Biases in Biographies

The book next on my reading list is Ravindra Kavita Kanan by Suryakant Tripathi Nirala. Its a book length essay on poems of the Nobel Laureate Ravindra Nath Tagore. Its very interesting as Nirala was a great poet himself.

He isn’t afraid to express his own opinions and that comes as a joy. Sample this:

अंकुर को देख कर उसके भविष्य-विस्तार के सम्बन्ध में अनुमान लगाना निरर्थक होता है | क्योंकि प्रायः सब अंकुर एक ही तरह के होते हैं | उनमें होनहार कौन है और कौन नहीं, यह बतलाना जरा मुश्किल है | इसी तरह, वर्तमान के महाकवि को उनके बालपन की क्रीड़ाएं देख कर पहचान लेना, उनके भविष्य के सम्बन्ध में सार्थक कल्पना करना, असंभव है | क्योंकि उनके बालपन में कोई ऐसी विचित्रता नहीं मिलती, जिससे यौवन-काल की महत्ता सूचित हो | जो लोग वर्त्तमान के साथ अतीत की श्रृंखला जोड़ते हैं, वे वर्त्तमान को देख कर ही उसके अनुकूल अतीत की युक्तियाँ रखते हैं |

I posted that in original Hindi. To translate, he says that it is impossible to look at a child and to predict the later greatness. There is a selection bias at play when people extrapolate the current greatness to events in childhood. He also says it poetically: All seeds are similar.

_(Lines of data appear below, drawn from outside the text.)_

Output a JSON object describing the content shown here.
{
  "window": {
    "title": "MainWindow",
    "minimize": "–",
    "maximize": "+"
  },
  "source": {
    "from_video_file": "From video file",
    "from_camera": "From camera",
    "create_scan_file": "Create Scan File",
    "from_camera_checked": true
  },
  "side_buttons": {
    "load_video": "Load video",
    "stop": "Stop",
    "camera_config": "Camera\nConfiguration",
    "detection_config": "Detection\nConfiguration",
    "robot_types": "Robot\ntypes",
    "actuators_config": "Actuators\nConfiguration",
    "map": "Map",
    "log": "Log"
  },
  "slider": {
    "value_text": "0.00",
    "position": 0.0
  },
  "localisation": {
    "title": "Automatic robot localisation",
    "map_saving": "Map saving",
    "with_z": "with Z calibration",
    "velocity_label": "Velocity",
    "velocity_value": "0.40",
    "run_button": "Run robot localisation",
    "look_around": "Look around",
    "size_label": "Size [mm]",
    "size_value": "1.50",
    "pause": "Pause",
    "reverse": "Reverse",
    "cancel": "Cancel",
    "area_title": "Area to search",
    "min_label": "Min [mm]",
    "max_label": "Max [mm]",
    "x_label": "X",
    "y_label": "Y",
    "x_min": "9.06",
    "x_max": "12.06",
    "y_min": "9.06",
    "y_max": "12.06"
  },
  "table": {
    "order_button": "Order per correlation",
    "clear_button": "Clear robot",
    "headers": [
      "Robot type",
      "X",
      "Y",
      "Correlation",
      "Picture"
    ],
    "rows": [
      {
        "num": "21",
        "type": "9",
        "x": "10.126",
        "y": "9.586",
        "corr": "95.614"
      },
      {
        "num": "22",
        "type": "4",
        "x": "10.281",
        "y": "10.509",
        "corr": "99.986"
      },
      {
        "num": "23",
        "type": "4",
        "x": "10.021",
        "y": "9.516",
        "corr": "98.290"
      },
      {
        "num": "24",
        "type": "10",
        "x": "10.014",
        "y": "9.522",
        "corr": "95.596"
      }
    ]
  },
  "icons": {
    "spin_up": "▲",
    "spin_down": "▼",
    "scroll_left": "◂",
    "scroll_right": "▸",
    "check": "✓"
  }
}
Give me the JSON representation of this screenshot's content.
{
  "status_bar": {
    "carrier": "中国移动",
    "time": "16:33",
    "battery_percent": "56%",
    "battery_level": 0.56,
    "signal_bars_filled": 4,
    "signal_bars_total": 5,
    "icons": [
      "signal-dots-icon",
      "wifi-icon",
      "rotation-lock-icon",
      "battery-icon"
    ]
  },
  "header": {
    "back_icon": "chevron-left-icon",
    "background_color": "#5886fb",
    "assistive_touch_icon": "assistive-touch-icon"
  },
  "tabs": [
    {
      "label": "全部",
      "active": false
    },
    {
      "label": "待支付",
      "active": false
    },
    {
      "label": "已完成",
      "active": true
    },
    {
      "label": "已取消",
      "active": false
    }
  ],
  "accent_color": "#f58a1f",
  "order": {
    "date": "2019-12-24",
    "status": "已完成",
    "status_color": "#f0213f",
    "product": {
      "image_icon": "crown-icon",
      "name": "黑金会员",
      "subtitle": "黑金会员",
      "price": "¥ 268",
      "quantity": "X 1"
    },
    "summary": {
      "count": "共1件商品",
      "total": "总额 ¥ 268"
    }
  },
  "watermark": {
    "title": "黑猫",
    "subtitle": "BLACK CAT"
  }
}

This is very different from the usual biographies written by journalists. There is an examination of the early years to show how the great person was different even in early years. Nirala clearly didn’t feel the compulsions that a Journalist does.

Review: Elon Musk: Tesla, SpaceX, and the Quest for a Fantastic Future

Elon Musk: Tesla, SpaceX, and the Quest for a Fantastic Future
Elon Musk: Tesla, SpaceX, and the Quest for a Fantastic Future by Ashlee Vance

 

 

I cringed many times as I read through this book – there are parts which are more of a hagiography than a biography. It was expected as some of the reviews pointed out that book is written by a fan boy. However, by the end of the book, I came to a different conclusion. Vance is playing to the galleries. Elon Musk is an awe inspiring figure for many. Vance is looking to sell his book to the same crowd. So, he paints the picture that his audience wants – with some warts.

However, there is sufficient information in the book that can allow a reader to draw her own conclusions. I particularly love the appendices. Vance needs to be credited for leaving Musk’s statements as they were.

This book does a good job of painting a picture of how Musk is – Driven, analytical, hard working, brusque etc. It also does a good job of unearthing details of his childhood which had a bearing on how he came to be.

However, it does a poor job of telling us how he made SpaceX and Tesla to their current positions. There are hints throughout: hard work and hard drive, working from basic physics up, setting up clear targets, focus on what to do with setbacks rather than allocating blame, hiring and retaining great talent etc. But that is not the main narrative. The narrative is that of the person rather than his amazing work. In that, this book is a bit disappointing. It still doesn’t explain well enough why Musk succeeded where others failed. It doesn’t come anywhere near explaining how he did it two times – simultaneously!